# Exercise description:
Copy each line of the listing that includes "JSON".
.....
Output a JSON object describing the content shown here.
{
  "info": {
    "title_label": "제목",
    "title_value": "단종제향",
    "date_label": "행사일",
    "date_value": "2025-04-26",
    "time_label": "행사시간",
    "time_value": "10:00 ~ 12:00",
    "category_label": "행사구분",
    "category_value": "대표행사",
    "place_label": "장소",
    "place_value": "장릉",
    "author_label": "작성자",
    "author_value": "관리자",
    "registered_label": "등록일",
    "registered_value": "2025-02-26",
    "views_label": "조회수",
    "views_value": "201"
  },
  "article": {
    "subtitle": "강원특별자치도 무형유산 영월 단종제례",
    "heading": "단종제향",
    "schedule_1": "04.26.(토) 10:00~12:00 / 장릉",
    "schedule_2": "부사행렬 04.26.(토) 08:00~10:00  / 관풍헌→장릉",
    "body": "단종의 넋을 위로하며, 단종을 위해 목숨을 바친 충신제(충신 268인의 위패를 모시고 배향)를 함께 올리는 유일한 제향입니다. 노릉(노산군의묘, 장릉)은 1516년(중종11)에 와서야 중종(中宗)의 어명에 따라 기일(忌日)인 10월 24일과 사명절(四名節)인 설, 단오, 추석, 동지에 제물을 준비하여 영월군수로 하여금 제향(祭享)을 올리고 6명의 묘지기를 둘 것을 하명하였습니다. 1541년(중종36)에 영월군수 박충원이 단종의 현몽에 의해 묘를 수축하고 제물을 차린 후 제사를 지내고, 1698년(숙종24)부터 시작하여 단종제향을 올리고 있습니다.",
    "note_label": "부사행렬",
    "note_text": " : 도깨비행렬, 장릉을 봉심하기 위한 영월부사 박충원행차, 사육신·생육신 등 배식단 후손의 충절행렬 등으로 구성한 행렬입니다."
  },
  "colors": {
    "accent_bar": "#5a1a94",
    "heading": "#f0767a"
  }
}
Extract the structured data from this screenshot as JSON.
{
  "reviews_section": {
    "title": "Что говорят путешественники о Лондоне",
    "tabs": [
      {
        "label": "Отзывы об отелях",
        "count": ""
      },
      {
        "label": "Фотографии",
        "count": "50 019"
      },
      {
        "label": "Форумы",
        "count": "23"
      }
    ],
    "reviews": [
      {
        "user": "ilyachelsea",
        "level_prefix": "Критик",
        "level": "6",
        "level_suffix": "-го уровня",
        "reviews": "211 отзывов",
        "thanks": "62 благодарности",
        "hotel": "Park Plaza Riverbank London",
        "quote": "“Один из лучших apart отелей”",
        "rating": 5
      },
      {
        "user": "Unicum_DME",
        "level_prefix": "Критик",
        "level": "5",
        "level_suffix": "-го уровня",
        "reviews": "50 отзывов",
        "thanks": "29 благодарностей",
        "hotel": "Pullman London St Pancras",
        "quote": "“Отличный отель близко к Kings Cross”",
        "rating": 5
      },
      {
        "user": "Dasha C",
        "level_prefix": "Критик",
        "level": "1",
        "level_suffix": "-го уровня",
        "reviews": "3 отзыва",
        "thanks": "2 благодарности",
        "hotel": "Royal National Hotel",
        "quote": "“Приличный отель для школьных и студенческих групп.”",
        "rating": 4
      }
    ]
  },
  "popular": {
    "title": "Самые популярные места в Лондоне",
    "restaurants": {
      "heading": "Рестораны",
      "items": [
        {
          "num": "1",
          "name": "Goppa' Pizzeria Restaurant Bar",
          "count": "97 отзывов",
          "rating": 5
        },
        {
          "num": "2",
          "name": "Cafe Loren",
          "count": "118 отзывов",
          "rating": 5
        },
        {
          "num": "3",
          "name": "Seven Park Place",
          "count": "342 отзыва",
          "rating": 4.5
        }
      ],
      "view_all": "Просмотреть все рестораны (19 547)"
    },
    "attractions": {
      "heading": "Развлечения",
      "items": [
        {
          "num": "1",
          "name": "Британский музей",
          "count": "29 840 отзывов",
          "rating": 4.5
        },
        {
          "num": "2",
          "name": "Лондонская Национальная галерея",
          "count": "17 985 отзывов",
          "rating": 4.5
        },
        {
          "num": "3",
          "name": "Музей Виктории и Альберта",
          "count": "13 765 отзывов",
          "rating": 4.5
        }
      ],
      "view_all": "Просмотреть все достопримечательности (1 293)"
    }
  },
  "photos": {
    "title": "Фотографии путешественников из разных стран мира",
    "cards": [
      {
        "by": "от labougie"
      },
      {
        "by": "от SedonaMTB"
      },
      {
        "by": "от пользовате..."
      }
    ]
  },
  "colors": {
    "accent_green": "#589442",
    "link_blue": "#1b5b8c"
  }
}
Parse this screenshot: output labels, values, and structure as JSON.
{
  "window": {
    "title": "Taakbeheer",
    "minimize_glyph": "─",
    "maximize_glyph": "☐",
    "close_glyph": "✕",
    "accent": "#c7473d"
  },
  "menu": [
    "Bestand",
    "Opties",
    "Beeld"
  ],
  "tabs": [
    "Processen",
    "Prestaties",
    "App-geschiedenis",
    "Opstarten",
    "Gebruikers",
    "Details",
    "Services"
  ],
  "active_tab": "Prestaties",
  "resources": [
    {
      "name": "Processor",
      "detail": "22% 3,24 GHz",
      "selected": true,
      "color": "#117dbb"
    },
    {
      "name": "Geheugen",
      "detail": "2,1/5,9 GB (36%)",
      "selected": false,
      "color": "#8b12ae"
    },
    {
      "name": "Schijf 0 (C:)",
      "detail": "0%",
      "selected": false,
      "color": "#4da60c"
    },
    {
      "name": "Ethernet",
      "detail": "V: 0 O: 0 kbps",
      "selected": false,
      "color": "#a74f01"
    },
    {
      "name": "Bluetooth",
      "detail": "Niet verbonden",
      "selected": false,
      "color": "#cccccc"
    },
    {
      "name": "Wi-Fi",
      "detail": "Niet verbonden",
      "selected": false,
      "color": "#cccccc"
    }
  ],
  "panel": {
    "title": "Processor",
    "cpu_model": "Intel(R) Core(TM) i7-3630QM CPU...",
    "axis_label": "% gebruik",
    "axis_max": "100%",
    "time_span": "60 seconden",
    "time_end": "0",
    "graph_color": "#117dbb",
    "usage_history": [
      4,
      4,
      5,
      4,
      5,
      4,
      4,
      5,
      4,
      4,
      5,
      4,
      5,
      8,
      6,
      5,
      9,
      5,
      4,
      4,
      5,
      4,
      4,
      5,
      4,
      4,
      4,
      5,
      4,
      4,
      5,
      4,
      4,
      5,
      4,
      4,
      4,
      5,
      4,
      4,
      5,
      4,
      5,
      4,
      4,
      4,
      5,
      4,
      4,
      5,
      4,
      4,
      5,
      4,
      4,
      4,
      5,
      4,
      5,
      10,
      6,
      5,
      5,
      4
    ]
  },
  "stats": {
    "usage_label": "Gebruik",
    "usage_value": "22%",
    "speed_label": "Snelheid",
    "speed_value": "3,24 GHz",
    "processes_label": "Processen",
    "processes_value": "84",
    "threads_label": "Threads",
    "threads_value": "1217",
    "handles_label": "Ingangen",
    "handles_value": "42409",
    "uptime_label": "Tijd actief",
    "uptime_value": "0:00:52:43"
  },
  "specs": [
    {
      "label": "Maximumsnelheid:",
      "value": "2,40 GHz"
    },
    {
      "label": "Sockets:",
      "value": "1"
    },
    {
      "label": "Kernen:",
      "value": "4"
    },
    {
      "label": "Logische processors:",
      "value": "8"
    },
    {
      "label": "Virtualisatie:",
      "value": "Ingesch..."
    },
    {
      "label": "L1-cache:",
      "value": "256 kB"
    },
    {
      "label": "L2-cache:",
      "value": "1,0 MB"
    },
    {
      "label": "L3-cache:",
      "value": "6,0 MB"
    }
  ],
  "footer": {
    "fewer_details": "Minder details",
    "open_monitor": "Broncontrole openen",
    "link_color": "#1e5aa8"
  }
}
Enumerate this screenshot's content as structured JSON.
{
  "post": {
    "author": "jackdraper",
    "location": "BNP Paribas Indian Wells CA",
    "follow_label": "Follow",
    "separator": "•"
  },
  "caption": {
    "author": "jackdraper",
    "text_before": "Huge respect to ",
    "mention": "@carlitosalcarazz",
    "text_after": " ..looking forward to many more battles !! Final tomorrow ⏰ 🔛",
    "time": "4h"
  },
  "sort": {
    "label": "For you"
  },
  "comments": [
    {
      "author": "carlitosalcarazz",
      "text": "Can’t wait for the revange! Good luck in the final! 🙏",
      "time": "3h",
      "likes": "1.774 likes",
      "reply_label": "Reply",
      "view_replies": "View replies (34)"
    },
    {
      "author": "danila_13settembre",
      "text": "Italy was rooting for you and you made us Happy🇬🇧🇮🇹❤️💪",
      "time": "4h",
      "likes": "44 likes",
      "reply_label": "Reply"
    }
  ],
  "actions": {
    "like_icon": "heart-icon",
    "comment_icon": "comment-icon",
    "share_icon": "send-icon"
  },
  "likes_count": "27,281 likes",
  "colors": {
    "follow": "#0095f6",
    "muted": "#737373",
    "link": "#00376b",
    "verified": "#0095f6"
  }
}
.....
# Answer below:
Output a JSON object describing the content shown here.
Extract the structured data from this screenshot as JSON.
Parse this screenshot: output labels, values, and structure as JSON.
Enumerate this screenshot's content as structured JSON.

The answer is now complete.